### WHAT IS BEING ASKED
This exercise requires every record to be repeated exactly.

|---|

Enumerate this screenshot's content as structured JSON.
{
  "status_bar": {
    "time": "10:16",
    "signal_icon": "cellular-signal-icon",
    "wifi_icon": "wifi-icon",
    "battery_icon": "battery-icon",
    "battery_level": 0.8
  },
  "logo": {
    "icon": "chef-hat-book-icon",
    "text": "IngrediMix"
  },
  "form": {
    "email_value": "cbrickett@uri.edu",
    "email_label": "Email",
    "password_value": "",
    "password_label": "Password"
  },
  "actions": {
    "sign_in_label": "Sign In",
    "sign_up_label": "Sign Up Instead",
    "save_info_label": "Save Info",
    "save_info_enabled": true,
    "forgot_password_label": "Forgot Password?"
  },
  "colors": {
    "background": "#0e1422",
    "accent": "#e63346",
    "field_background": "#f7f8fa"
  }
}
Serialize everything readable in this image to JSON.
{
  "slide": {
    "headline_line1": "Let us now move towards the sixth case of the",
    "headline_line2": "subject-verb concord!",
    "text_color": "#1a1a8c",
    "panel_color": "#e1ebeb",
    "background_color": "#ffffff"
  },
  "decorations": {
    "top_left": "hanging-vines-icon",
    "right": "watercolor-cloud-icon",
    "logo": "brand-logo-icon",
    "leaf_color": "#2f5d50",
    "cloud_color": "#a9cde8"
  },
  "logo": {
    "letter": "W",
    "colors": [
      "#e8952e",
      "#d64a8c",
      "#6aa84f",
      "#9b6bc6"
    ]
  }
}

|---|

### YOUR SOLUTION
Enumerate this screenshot's content as structured JSON.
{
  "status_bar": {
    "time": "10:16",
    "signal_icon": "cellular-signal-icon",
    "wifi_icon": "wifi-icon",
    "battery_icon": "battery-icon",
    "battery_level": 0.8
  },
  "logo": {
    "icon": "chef-hat-book-icon",
    "text": "IngrediMix"
  },
  "form": {
    "email_value": "cbrickett@uri.edu",
    "email_label": "Email",
    "password_value": "",
    "password_label": "Password"
  },
  "actions": {
    "sign_in_label": "Sign In",
    "sign_up_label": "Sign Up Instead",
    "save_info_label": "Save Info",
    "save_info_enabled": true,
    "forgot_password_label": "Forgot Password?"
  },
  "colors": {
    "background": "#0e1422",
    "accent": "#e63346",
    "field_background": "#f7f8fa"
  }
}
Serialize everything readable in this image to JSON.
{
  "slide": {
    "headline_line1": "Let us now move towards the sixth case of the",
    "headline_line2": "subject-verb concord!",
    "text_color": "#1a1a8c",
    "panel_color": "#e1ebeb",
    "background_color": "#ffffff"
  },
  "decorations": {
    "top_left": "hanging-vines-icon",
    "right": "watercolor-cloud-icon",
    "logo": "brand-logo-icon",
    "leaf_color": "#2f5d50",
    "cloud_color": "#a9cde8"
  },
  "logo": {
    "letter": "W",
    "colors": [
      "#e8952e",
      "#d64a8c",
      "#6aa84f",
      "#9b6bc6"
    ]
  }
}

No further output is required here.